Atlanta, GA. For more information call 410-772-2418, or see

***** Fact of the Week

Number of working families with critical housing needs in
the suburbs: 1.3 million
Number of working families with critical housing needs in
central cities: 1.2 million

Source: Housing America's Working Families, The Center for
Housing Policy, at http://www.nhc.org/chprpt.pdf

***** Website of the Week

National Housing Law Project

The National Housing Law Project (NHLP) is a national
housing law and advocacy center.

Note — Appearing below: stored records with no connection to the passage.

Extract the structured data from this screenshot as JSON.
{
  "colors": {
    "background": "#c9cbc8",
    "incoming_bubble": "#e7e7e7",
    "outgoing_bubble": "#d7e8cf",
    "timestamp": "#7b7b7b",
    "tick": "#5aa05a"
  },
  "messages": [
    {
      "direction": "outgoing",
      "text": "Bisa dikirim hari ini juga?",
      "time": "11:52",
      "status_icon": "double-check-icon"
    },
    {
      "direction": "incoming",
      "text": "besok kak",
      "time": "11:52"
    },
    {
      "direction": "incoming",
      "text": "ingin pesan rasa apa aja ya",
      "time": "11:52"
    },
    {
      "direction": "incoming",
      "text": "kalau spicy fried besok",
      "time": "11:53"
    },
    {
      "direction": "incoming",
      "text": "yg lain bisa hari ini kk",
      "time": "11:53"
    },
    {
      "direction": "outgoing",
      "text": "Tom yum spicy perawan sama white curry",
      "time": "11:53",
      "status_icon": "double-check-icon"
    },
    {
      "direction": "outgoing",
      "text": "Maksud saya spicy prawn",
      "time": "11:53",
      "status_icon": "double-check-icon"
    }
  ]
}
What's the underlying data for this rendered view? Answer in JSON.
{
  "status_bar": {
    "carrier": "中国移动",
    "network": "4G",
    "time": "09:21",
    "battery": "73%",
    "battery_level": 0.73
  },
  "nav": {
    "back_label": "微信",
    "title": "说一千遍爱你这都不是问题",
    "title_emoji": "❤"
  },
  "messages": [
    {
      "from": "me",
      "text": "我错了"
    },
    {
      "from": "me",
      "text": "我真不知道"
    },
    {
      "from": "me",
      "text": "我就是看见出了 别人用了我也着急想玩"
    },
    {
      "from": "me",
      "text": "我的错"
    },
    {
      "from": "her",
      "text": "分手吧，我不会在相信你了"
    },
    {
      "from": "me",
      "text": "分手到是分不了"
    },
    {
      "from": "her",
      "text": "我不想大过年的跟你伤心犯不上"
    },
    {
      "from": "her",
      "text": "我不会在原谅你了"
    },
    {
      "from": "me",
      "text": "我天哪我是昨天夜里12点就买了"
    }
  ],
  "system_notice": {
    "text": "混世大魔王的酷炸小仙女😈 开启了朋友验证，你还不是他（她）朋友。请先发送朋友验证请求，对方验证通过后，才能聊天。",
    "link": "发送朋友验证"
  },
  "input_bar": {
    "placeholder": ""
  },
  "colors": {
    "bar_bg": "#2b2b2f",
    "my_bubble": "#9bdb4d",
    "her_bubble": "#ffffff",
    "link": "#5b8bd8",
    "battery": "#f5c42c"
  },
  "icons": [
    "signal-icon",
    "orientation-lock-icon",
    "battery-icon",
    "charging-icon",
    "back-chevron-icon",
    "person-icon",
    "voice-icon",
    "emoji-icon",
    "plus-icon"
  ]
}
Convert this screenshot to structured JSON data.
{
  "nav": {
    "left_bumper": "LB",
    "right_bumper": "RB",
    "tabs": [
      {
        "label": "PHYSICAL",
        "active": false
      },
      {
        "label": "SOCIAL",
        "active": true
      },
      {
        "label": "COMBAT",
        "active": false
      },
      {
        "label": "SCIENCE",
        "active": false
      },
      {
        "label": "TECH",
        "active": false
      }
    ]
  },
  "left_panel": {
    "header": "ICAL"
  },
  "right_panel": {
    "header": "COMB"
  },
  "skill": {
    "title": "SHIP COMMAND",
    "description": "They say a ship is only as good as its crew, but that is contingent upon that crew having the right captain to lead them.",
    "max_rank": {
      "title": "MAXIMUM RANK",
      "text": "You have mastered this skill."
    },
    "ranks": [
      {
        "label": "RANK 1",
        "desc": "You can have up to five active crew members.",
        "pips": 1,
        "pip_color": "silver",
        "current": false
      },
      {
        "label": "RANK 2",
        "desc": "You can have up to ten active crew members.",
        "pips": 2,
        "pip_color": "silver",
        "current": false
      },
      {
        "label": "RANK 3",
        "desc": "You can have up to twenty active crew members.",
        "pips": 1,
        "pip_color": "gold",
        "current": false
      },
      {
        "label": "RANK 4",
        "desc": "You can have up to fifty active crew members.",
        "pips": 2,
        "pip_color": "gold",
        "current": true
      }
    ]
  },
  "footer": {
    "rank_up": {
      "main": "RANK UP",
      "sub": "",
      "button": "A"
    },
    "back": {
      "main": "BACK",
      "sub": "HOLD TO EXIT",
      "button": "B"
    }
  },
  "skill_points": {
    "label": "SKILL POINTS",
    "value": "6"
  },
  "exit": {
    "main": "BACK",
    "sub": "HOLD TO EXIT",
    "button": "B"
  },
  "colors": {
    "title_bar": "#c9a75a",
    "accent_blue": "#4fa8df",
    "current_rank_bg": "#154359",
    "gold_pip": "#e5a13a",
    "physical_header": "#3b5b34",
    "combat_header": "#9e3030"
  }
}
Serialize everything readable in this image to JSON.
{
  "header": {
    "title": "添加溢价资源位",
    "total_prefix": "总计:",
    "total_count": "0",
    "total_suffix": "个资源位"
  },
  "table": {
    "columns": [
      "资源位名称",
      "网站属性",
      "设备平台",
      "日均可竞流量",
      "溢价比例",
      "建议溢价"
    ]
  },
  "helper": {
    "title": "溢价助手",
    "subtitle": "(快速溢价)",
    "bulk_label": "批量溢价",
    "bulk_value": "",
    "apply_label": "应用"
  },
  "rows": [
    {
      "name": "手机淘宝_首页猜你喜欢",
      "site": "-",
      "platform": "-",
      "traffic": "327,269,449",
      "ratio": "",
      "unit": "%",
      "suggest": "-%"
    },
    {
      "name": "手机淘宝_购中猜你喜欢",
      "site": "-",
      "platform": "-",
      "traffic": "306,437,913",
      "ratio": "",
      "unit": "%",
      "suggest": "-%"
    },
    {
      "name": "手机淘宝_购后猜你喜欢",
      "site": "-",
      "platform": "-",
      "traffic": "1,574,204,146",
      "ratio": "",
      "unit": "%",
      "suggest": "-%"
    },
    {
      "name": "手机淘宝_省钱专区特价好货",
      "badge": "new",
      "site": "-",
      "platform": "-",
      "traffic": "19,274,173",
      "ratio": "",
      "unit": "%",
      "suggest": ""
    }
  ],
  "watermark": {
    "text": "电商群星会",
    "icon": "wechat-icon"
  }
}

The goal of NHLP is to
advance housing justice for the poor by increasing and
preserving the supply of decent affordable housing, by
improving existing housing conditions, including physical
conditions and management practices, by expanding and
enforcing low-income tenants' and homeowners' rights, and by
increasing opportunities for racial and ethnic minorities.
NHLP works to achieve that goal by providing legal
assistance, advocacy advice and housing expertise to legal
services and other attorneys, low-income housing advocacy
groups, and others who serve the poor. NHLP's primary areas
of emphasis are public policy advocacy, litigation
assistance, training, and research and writing, focusing on
issues and problems that will have the greatest impact on
the housing rights of the poor. The organization's website
includes an extensive library of back issues of their
monthly Housing Law Bulletin, as well as resources on issues
from preservation to public housing to Section 8.

***** Save the Date: NLIHC's Annual Leadership Reception

The NLIHC's 2000 Leadership Reception will be held on
Monday, October 16, 2000 at the Washington Court Hotel in
Washington, DC. Watch our website for more details during
the summer.


Tell Your Friends!

NLIHC Membership is the best way to stay informed about
affordable housing issues, keep in touch with advocates
around the country, and support NLIHC's work.

NLIHC Membership information is available on our website, at
www.nlihc.org, or by fax, mail, or e-mail. Just e-mail us at
info@nlihc.org or call 202-662-1530 to request membership
materials to distribute at meetings and conferences.


About NLIHC: Established in 1974, the National Low Income
Housing Coalition/LIHIS is the only national organization
dedicated solely to ending America's affordable housing
crisis. The NLIHC is committed to educating, organizing, and
advocating to ensure decent, affordable housing within
healthy neighborhoods for everyone. NLIHC provides
up-to-date information, formulates policy, and educates the
public on housing needs and the strategies for solutions.

National Low Income Housing Coalition
Memo to Members
July 21, 2000
Vol. 5, No. 29